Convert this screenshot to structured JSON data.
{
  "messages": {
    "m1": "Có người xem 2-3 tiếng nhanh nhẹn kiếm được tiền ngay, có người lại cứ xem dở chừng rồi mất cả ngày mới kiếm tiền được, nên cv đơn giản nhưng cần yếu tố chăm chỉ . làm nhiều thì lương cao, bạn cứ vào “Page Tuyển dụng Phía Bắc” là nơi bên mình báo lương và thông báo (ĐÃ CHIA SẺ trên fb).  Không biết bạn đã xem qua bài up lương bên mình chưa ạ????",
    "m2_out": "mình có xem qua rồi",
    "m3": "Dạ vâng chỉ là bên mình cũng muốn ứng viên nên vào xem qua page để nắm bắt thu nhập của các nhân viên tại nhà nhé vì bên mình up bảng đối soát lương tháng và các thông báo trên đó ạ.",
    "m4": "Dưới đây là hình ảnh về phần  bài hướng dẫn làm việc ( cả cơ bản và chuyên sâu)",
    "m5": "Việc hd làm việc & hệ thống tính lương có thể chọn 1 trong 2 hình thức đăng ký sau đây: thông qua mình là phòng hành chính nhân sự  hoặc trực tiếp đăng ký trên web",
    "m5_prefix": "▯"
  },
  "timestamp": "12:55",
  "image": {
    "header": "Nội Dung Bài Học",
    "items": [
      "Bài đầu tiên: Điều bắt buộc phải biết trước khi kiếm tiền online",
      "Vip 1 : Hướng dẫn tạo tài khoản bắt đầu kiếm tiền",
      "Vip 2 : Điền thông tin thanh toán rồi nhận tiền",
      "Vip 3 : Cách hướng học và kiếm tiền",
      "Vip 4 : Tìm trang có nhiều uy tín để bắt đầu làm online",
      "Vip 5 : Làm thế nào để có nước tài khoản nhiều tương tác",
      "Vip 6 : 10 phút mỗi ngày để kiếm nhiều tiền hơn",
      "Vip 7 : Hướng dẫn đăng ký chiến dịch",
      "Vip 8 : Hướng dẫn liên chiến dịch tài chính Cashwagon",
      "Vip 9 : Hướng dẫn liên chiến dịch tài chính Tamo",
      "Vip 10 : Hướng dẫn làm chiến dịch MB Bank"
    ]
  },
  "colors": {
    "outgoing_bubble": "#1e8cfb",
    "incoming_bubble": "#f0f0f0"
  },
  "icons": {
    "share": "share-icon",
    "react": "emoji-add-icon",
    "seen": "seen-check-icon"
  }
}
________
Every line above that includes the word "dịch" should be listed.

      "Vip 7 : Hướng dẫn đăng ký chiến dịch",
      "Vip 8 : Hướng dẫn liên chiến dịch tài chính Cashwagon",
      "Vip 9 : Hướng dẫn liên chiến dịch tài chính Tamo",
      "Vip 10 : Hướng dẫn làm chiến dịch MB Bank"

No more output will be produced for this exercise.